◆ **Provided data**:
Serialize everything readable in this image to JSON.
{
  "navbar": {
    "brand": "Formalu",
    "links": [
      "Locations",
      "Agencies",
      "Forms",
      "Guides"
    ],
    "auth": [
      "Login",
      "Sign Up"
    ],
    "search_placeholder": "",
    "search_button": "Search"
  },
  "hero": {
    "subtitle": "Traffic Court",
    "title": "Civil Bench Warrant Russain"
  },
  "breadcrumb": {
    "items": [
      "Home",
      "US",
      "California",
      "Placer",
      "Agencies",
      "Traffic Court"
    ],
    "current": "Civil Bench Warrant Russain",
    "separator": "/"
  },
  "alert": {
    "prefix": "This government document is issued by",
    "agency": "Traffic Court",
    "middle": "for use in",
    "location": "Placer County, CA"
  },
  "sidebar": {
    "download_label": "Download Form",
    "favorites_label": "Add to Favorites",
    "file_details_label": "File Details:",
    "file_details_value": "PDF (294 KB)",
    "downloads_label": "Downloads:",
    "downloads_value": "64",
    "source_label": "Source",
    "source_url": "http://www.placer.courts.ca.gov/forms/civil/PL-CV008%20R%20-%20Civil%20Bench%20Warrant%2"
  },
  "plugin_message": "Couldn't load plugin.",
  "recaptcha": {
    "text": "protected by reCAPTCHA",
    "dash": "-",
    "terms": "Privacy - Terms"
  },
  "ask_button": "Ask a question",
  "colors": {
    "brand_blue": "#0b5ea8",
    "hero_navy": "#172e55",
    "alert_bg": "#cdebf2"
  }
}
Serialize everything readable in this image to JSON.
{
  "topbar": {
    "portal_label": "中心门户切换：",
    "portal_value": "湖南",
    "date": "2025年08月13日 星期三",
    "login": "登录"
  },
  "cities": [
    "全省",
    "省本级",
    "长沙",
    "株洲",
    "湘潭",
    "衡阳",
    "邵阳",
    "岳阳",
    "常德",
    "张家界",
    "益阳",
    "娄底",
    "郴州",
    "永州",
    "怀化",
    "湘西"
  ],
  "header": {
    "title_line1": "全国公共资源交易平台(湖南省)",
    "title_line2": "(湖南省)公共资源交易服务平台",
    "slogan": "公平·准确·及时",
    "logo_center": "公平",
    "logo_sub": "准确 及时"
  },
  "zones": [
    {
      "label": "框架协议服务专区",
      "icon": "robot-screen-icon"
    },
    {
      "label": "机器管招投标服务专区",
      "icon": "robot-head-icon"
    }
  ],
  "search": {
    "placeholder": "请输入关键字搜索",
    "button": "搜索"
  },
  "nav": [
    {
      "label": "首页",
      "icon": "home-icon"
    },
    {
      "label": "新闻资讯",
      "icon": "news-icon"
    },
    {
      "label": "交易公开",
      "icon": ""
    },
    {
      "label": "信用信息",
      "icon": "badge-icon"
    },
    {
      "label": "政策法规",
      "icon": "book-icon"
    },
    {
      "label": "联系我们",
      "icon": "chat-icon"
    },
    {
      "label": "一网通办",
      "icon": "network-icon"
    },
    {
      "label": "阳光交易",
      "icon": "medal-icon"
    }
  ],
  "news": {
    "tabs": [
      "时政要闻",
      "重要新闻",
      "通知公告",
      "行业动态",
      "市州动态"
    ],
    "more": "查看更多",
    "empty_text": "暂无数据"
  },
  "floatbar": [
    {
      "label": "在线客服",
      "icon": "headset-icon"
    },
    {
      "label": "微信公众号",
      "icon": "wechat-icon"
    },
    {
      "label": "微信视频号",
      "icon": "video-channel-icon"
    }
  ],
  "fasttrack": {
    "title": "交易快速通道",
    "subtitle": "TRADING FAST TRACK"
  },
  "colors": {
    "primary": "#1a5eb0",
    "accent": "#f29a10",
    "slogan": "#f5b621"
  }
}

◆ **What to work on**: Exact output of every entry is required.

◆ **Task answer**:
Serialize everything readable in this image to JSON.
{
  "navbar": {
    "brand": "Formalu",
    "links": [
      "Locations",
      "Agencies",
      "Forms",
      "Guides"
    ],
    "auth": [
      "Login",
      "Sign Up"
    ],
    "search_placeholder": "",
    "search_button": "Search"
  },
  "hero": {
    "subtitle": "Traffic Court",
    "title": "Civil Bench Warrant Russain"
  },
  "breadcrumb": {
    "items": [
      "Home",
      "US",
      "California",
      "Placer",
      "Agencies",
      "Traffic Court"
    ],
    "current": "Civil Bench Warrant Russain",
    "separator": "/"
  },
  "alert": {
    "prefix": "This government document is issued by",
    "agency": "Traffic Court",
    "middle": "for use in",
    "location": "Placer County, CA"
  },
  "sidebar": {
    "download_label": "Download Form",
    "favorites_label": "Add to Favorites",
    "file_details_label": "File Details:",
    "file_details_value": "PDF (294 KB)",
    "downloads_label": "Downloads:",
    "downloads_value": "64",
    "source_label": "Source",
    "source_url": "http://www.placer.courts.ca.gov/forms/civil/PL-CV008%20R%20-%20Civil%20Bench%20Warrant%2"
  },
  "plugin_message": "Couldn't load plugin.",
  "recaptcha": {
    "text": "protected by reCAPTCHA",
    "dash": "-",
    "terms": "Privacy - Terms"
  },
  "ask_button": "Ask a question",
  "colors": {
    "brand_blue": "#0b5ea8",
    "hero_navy": "#172e55",
    "alert_bg": "#cdebf2"
  }
}
Serialize everything readable in this image to JSON.
{
  "topbar": {
    "portal_label": "中心门户切换：",
    "portal_value": "湖南",
    "date": "2025年08月13日 星期三",
    "login": "登录"
  },
  "cities": [
    "全省",
    "省本级",
    "长沙",
    "株洲",
    "湘潭",
    "衡阳",
    "邵阳",
    "岳阳",
    "常德",
    "张家界",
    "益阳",
    "娄底",
    "郴州",
    "永州",
    "怀化",
    "湘西"
  ],
  "header": {
    "title_line1": "全国公共资源交易平台(湖南省)",
    "title_line2": "(湖南省)公共资源交易服务平台",
    "slogan": "公平·准确·及时",
    "logo_center": "公平",
    "logo_sub": "准确 及时"
  },
  "zones": [
    {
      "label": "框架协议服务专区",
      "icon": "robot-screen-icon"
    },
    {
      "label": "机器管招投标服务专区",
      "icon": "robot-head-icon"
    }
  ],
  "search": {
    "placeholder": "请输入关键字搜索",
    "button": "搜索"
  },
  "nav": [
    {
      "label": "首页",
      "icon": "home-icon"
    },
    {
      "label": "新闻资讯",
      "icon": "news-icon"
    },
    {
      "label": "交易公开",
      "icon": ""
    },
    {
      "label": "信用信息",
      "icon": "badge-icon"
    },
    {
      "label": "政策法规",
      "icon": "book-icon"
    },
    {
      "label": "联系我们",
      "icon": "chat-icon"
    },
    {
      "label": "一网通办",
      "icon": "network-icon"
    },
    {
      "label": "阳光交易",
      "icon": "medal-icon"
    }
  ],
  "news": {
    "tabs": [
      "时政要闻",
      "重要新闻",
      "通知公告",
      "行业动态",
      "市州动态"
    ],
    "more": "查看更多",
    "empty_text": "暂无数据"
  },
  "floatbar": [
    {
      "label": "在线客服",
      "icon": "headset-icon"
    },
    {
      "label": "微信公众号",
      "icon": "wechat-icon"
    },
    {
      "label": "微信视频号",
      "icon": "video-channel-icon"
    }
  ],
  "fasttrack": {
    "title": "交易快速通道",
    "subtitle": "TRADING FAST TRACK"
  },
  "colors": {
    "primary": "#1a5eb0",
    "accent": "#f29a10",
    "slogan": "#f5b621"
  }
}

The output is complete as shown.